PROVIDED DATA below:

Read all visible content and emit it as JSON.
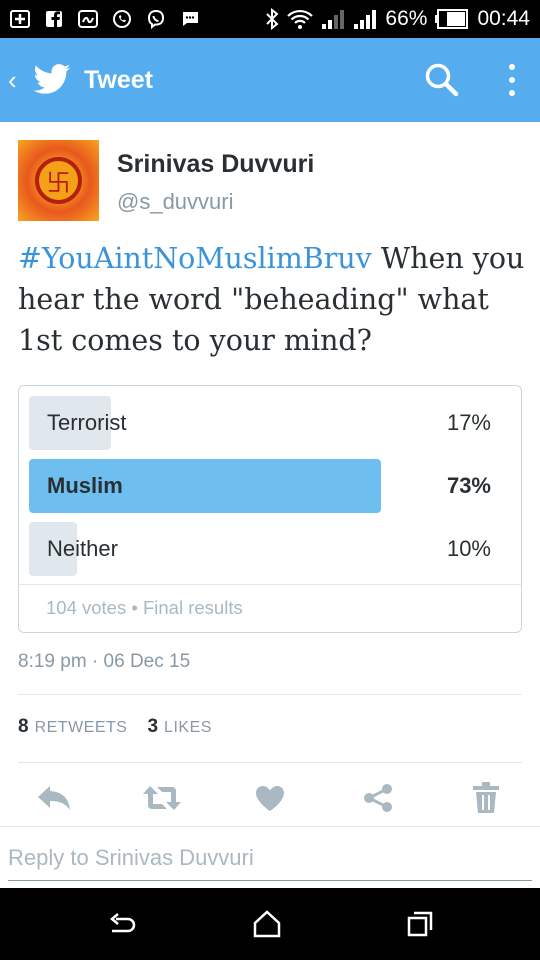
{
  "status_bar": {
    "battery": "66%",
    "time": "00:44"
  },
  "app_bar": {
    "title": "Tweet",
    "back_icon": "chevron-left-icon",
    "logo_icon": "twitter-bird-icon",
    "search_icon": "search-icon",
    "more_icon": "more-vertical-icon",
    "color": "#55acee"
  },
  "tweet": {
    "author_name": "Srinivas Duvvuri",
    "author_handle": "@s_duvvuri",
    "hashtag": "#YouAintNoMuslimBruv",
    "text": " When you hear the word \"beheading\" what 1st comes to your mind?",
    "timestamp": "8:19 pm · 06 Dec 15"
  },
  "poll": {
    "options": [
      {
        "label": "Terrorist",
        "percent_label": "17%",
        "percent": 17,
        "winner": false
      },
      {
        "label": "Muslim",
        "percent_label": "73%",
        "percent": 73,
        "winner": true
      },
      {
        "label": "Neither",
        "percent_label": "10%",
        "percent": 10,
        "winner": false
      }
    ],
    "footer": "104 votes • Final results",
    "winner_color": "#6ebfef",
    "bar_color": "#e1e8ed"
  },
  "stats": {
    "retweets_count": "8",
    "retweets_label": "RETWEETS",
    "likes_count": "3",
    "likes_label": "LIKES"
  },
  "actions": {
    "icons": [
      "reply-icon",
      "retweet-icon",
      "like-icon",
      "share-icon",
      "delete-icon"
    ],
    "icon_color": "#aab8c2"
  },
  "reply": {
    "placeholder": "Reply to Srinivas Duvvuri"
  },
  "nav_bar": {
    "icons": [
      "back-nav-icon",
      "home-nav-icon",
      "recents-nav-icon"
    ]
  }
}
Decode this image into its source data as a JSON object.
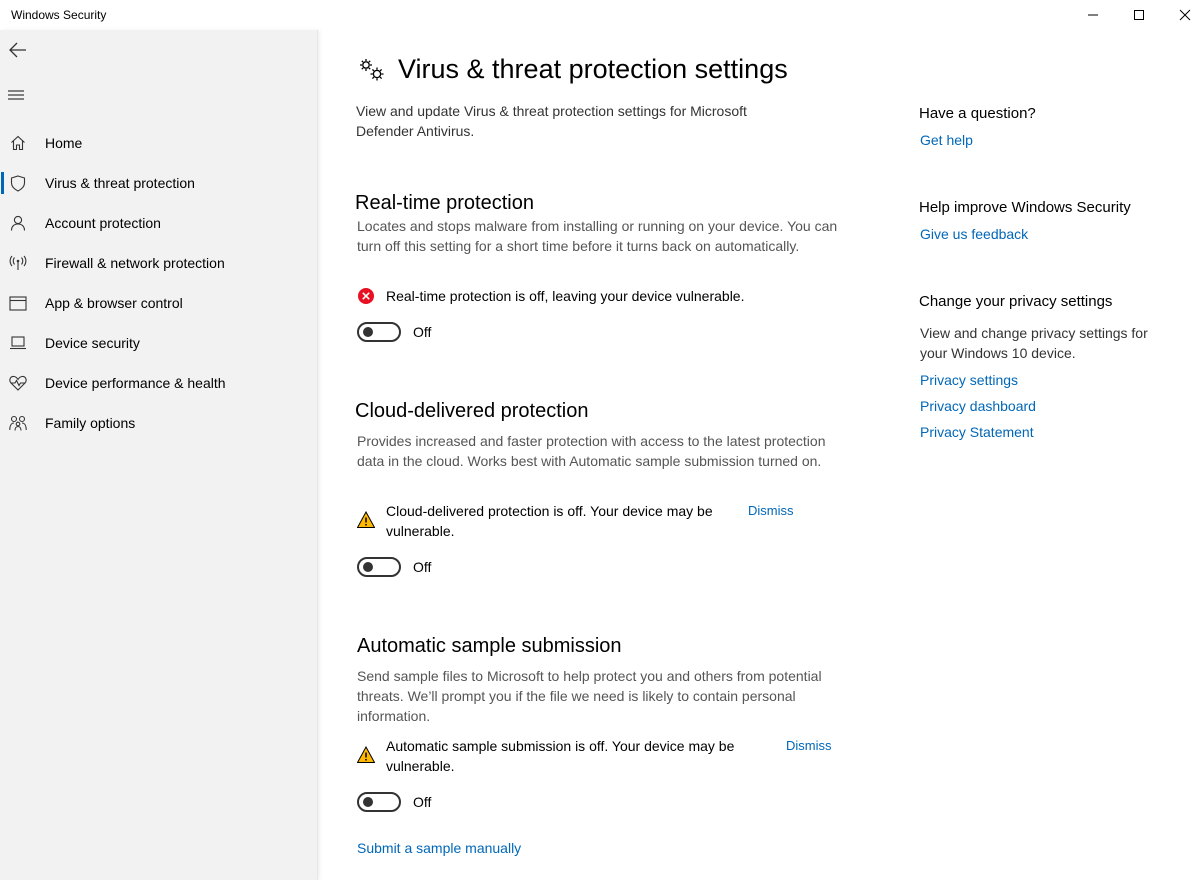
{
  "window": {
    "title": "Windows Security"
  },
  "sidebar": {
    "items": [
      {
        "label": "Home",
        "icon": "home-icon"
      },
      {
        "label": "Virus & threat protection",
        "icon": "shield-icon",
        "active": true
      },
      {
        "label": "Account protection",
        "icon": "person-icon"
      },
      {
        "label": "Firewall & network protection",
        "icon": "wireless-icon"
      },
      {
        "label": "App & browser control",
        "icon": "app-window-icon"
      },
      {
        "label": "Device security",
        "icon": "laptop-icon"
      },
      {
        "label": "Device performance & health",
        "icon": "heart-pulse-icon"
      },
      {
        "label": "Family options",
        "icon": "family-icon"
      }
    ]
  },
  "main": {
    "title": "Virus & threat protection settings",
    "description": "View and update Virus & threat protection settings for Microsoft Defender Antivirus.",
    "sections": [
      {
        "title": "Real-time protection",
        "description": "Locates and stops malware from installing or running on your device. You can turn off this setting for a short time before it turns back on automatically.",
        "alert": "Real-time protection is off, leaving your device vulnerable.",
        "alert_type": "error",
        "toggle_label": "Off",
        "toggle_on": false
      },
      {
        "title": "Cloud-delivered protection",
        "description": "Provides increased and faster protection with access to the latest protection data in the cloud. Works best with Automatic sample submission turned on.",
        "alert": "Cloud-delivered protection is off. Your device may be vulnerable.",
        "alert_type": "warning",
        "dismiss": "Dismiss",
        "toggle_label": "Off",
        "toggle_on": false
      },
      {
        "title": "Automatic sample submission",
        "description": "Send sample files to Microsoft to help protect you and others from potential threats. We’ll prompt you if the file we need is likely to contain personal information.",
        "alert": "Automatic sample submission is off. Your device may be vulnerable.",
        "alert_type": "warning",
        "dismiss": "Dismiss",
        "toggle_label": "Off",
        "toggle_on": false
      }
    ],
    "submit_link": "Submit a sample manually"
  },
  "right": {
    "question_heading": "Have a question?",
    "get_help": "Get help",
    "improve_heading": "Help improve Windows Security",
    "feedback": "Give us feedback",
    "privacy_heading": "Change your privacy settings",
    "privacy_text": "View and change privacy settings for your Windows 10 device.",
    "privacy_settings": "Privacy settings",
    "privacy_dashboard": "Privacy dashboard",
    "privacy_statement": "Privacy Statement"
  },
  "colors": {
    "accent": "#0067b8",
    "error": "#e81123",
    "warning": "#ffb900",
    "sidebar_bg": "#f2f2f2"
  }
}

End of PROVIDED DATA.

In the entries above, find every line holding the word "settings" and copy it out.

    "title": "Virus & threat protection settings",
    "description": "View and update Virus & threat protection settings for Microsoft Defender Antivirus.",
    "privacy_heading": "Change your privacy settings",
    "privacy_text": "View and change privacy settings for your Windows 10 device.",
    "privacy_settings": "Privacy settings",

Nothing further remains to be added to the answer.